## Source records
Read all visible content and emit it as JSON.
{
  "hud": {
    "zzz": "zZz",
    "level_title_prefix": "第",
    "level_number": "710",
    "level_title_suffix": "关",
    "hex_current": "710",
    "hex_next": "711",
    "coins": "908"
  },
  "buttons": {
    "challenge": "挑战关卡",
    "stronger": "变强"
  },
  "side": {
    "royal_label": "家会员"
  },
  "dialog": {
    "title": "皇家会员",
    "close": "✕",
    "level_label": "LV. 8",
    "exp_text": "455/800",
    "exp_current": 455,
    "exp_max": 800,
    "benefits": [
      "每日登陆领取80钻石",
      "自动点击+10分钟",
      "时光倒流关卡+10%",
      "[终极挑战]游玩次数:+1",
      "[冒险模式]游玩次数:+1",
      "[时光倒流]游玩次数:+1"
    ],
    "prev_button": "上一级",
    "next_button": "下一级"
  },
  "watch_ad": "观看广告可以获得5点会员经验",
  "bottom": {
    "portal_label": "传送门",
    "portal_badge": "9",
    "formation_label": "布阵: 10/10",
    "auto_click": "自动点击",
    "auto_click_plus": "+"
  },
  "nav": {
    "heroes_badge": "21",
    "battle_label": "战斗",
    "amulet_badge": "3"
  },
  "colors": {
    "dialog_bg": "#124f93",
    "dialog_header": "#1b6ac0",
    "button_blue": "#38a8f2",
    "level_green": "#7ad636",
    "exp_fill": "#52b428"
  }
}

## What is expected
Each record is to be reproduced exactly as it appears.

## Written answer
Read all visible content and emit it as JSON.
{
  "hud": {
    "zzz": "zZz",
    "level_title_prefix": "第",
    "level_number": "710",
    "level_title_suffix": "关",
    "hex_current": "710",
    "hex_next": "711",
    "coins": "908"
  },
  "buttons": {
    "challenge": "挑战关卡",
    "stronger": "变强"
  },
  "side": {
    "royal_label": "家会员"
  },
  "dialog": {
    "title": "皇家会员",
    "close": "✕",
    "level_label": "LV. 8",
    "exp_text": "455/800",
    "exp_current": 455,
    "exp_max": 800,
    "benefits": [
      "每日登陆领取80钻石",
      "自动点击+10分钟",
      "时光倒流关卡+10%",
      "[终极挑战]游玩次数:+1",
      "[冒险模式]游玩次数:+1",
      "[时光倒流]游玩次数:+1"
    ],
    "prev_button": "上一级",
    "next_button": "下一级"
  },
  "watch_ad": "观看广告可以获得5点会员经验",
  "bottom": {
    "portal_label": "传送门",
    "portal_badge": "9",
    "formation_label": "布阵: 10/10",
    "auto_click": "自动点击",
    "auto_click_plus": "+"
  },
  "nav": {
    "heroes_badge": "21",
    "battle_label": "战斗",
    "amulet_badge": "3"
  },
  "colors": {
    "dialog_bg": "#124f93",
    "dialog_header": "#1b6ac0",
    "button_blue": "#38a8f2",
    "level_green": "#7ad636",
    "exp_fill": "#52b428"
  }
}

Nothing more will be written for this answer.